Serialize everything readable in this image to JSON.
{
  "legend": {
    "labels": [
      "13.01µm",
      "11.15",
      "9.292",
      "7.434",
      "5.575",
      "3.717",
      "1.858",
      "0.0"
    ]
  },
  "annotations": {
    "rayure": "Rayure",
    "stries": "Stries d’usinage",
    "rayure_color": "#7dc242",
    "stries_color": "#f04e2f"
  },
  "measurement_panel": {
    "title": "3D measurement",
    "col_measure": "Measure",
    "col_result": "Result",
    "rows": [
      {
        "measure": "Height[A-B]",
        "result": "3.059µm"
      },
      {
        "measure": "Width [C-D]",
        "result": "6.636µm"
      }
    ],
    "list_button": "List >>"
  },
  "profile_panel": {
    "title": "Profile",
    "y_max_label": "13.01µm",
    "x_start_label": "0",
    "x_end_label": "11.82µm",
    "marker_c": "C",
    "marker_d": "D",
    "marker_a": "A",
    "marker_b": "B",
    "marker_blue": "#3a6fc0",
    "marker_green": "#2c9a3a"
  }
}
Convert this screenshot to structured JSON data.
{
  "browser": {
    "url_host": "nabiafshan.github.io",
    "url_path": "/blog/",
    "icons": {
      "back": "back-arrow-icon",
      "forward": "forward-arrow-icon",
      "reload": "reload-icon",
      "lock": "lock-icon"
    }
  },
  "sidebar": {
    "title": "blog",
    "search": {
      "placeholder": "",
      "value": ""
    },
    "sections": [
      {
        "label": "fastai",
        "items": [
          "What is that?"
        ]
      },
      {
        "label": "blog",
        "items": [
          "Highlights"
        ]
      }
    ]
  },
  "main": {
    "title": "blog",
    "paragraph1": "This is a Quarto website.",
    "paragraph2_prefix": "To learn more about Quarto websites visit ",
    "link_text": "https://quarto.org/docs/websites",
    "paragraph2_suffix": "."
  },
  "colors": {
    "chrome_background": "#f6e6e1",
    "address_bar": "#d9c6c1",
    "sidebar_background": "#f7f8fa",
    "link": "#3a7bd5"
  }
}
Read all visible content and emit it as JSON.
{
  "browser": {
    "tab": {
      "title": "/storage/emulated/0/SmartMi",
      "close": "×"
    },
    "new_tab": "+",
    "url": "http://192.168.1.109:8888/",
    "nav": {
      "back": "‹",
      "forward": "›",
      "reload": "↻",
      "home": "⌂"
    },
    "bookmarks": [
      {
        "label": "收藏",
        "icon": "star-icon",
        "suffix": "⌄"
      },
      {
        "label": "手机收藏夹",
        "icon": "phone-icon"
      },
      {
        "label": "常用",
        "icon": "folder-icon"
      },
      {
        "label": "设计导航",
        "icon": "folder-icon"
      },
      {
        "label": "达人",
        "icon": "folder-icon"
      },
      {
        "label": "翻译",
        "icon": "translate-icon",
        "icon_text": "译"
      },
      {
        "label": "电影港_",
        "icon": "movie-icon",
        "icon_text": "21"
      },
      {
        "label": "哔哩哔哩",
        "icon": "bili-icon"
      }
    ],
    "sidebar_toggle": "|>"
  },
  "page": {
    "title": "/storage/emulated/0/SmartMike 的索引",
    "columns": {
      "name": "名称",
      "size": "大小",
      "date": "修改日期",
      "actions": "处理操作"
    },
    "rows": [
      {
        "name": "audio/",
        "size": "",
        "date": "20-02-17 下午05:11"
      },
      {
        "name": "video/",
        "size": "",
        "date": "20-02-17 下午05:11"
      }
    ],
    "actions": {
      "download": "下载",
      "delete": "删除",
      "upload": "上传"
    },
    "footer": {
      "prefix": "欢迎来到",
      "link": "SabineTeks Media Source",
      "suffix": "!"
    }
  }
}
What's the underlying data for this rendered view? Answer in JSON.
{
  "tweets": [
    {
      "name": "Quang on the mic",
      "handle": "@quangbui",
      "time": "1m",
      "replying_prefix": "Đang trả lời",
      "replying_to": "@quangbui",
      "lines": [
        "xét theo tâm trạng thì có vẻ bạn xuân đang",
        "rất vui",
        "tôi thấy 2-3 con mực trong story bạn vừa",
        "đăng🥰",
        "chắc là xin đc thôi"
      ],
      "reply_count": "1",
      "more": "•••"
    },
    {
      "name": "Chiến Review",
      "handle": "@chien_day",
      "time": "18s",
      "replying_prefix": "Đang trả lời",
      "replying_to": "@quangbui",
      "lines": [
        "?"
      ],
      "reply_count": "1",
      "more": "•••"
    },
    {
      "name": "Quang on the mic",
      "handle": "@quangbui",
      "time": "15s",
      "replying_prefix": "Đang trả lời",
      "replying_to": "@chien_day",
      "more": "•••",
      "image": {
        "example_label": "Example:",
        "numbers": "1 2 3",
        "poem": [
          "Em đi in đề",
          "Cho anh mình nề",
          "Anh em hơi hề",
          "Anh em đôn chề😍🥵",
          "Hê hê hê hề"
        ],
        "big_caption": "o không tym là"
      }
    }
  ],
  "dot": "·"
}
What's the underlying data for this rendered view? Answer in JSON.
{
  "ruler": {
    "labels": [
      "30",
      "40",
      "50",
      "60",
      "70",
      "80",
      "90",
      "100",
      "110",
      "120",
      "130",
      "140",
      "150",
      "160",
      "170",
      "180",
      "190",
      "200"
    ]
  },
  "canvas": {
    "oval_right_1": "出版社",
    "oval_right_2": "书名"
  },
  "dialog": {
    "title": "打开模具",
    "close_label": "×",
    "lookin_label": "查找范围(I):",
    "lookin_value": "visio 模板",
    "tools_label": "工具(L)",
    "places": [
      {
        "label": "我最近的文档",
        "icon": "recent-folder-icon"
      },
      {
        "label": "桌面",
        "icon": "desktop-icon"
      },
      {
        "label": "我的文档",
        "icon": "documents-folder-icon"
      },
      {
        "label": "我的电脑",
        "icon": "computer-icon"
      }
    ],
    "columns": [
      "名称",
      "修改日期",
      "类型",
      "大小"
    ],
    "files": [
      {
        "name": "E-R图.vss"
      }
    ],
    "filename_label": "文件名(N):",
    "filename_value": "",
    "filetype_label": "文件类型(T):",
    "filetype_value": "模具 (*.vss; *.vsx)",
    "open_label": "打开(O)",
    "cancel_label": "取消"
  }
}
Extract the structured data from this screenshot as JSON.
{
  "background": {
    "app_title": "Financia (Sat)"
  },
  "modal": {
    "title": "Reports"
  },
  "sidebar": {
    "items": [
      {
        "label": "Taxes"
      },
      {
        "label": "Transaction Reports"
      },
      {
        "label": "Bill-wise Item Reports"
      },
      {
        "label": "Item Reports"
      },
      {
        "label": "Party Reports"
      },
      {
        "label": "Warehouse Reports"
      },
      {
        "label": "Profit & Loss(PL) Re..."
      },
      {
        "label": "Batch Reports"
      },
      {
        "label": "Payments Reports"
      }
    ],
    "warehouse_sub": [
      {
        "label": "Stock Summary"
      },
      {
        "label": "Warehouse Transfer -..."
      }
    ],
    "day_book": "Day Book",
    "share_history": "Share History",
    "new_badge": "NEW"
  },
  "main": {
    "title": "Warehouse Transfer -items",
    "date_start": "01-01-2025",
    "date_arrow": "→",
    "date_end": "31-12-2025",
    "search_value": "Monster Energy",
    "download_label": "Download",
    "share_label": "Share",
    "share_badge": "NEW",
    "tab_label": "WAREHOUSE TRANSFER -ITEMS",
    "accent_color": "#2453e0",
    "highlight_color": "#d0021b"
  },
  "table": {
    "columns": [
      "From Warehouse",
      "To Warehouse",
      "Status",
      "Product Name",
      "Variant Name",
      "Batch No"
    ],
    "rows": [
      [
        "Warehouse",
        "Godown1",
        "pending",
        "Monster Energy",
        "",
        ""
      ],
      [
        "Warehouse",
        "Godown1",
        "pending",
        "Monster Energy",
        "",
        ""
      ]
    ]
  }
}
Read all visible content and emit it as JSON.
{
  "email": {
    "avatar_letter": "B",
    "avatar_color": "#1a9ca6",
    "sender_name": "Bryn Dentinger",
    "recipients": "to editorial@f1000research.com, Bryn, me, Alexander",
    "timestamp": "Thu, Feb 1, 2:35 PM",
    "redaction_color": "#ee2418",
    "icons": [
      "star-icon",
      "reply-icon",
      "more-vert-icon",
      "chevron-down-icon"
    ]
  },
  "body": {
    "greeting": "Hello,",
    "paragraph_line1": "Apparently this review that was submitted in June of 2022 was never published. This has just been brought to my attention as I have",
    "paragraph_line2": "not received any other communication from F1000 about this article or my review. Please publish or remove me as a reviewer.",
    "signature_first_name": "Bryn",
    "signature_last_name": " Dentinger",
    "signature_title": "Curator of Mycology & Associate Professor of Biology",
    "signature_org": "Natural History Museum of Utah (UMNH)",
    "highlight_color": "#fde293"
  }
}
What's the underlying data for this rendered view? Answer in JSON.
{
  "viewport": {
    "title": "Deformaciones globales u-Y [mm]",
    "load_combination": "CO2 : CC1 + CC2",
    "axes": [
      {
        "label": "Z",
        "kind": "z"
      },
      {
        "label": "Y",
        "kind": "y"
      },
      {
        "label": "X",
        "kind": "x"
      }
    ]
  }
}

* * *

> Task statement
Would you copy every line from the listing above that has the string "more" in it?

> Task result
    "paragraph2_prefix": "To learn more about Quarto websites visit ",
      "more": "•••"
      "more": "•••"
      "more": "•••",
      "more-vert-icon",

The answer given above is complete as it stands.